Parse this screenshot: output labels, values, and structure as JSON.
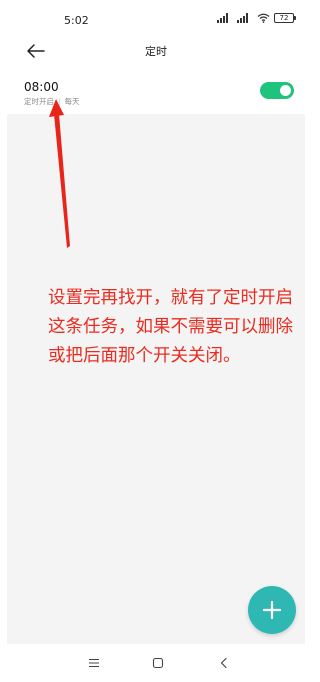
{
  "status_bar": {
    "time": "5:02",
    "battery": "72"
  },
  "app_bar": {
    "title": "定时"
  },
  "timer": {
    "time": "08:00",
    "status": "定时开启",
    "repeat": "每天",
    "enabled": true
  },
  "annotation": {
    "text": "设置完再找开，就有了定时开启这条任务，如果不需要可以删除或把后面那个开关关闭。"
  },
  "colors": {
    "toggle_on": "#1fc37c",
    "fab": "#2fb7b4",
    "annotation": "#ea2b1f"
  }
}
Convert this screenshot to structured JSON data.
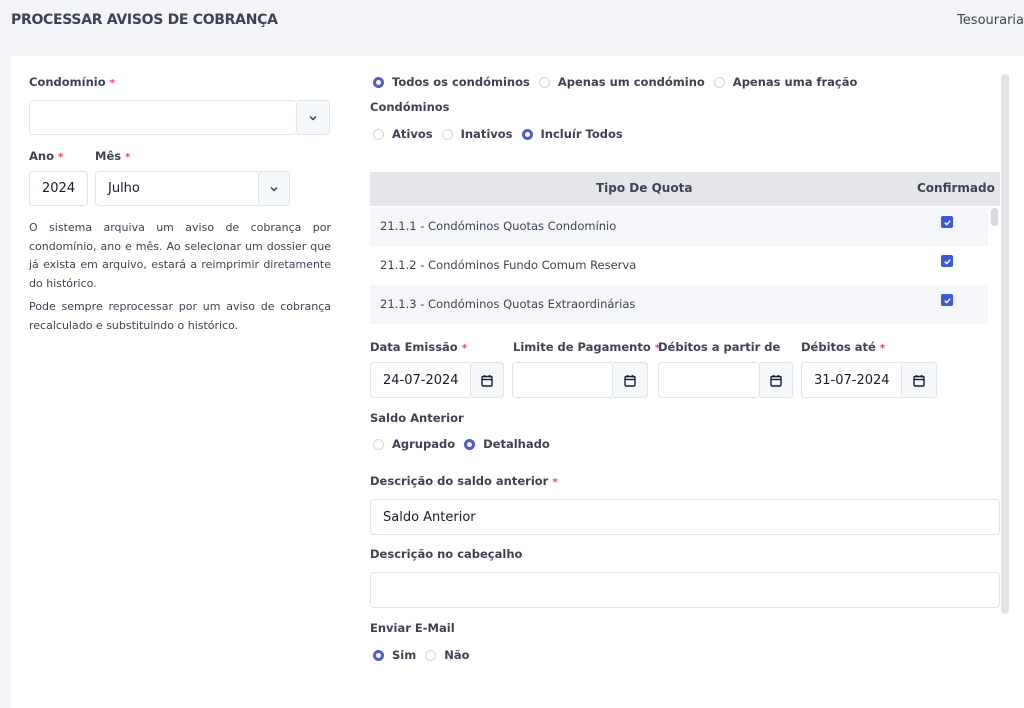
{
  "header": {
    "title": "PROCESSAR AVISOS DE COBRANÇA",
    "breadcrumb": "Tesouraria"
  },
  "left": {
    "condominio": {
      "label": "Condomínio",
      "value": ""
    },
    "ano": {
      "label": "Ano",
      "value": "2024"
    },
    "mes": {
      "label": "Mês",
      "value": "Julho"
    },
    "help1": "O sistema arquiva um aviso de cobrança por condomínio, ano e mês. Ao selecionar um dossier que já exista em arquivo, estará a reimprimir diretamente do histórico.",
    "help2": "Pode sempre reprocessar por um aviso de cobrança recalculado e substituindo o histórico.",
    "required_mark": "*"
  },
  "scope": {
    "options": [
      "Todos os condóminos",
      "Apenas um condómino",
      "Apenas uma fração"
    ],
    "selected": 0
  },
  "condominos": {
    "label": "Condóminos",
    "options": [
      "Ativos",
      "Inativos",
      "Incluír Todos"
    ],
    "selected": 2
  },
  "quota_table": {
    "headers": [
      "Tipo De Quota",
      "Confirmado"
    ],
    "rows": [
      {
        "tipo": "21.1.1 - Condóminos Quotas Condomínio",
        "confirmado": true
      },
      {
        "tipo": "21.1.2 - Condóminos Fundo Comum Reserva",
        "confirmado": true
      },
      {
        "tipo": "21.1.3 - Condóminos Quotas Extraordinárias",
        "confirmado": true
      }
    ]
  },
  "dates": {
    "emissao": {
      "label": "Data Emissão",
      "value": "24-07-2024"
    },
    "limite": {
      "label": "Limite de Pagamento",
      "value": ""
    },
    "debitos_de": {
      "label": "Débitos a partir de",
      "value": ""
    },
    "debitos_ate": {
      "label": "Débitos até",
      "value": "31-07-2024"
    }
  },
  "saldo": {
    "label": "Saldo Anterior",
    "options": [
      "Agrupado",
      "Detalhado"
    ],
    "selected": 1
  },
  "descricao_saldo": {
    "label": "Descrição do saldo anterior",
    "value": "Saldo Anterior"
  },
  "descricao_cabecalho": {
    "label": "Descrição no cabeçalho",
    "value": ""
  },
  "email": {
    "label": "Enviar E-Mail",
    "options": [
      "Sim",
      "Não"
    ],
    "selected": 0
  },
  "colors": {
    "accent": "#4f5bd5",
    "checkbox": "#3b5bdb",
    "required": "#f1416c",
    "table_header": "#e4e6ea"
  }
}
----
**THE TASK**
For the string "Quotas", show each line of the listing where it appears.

**ANSWER AREA**
        "tipo": "21.1.1 - Condóminos Quotas Condomínio",
        "tipo": "21.1.3 - Condóminos Quotas Extraordinárias",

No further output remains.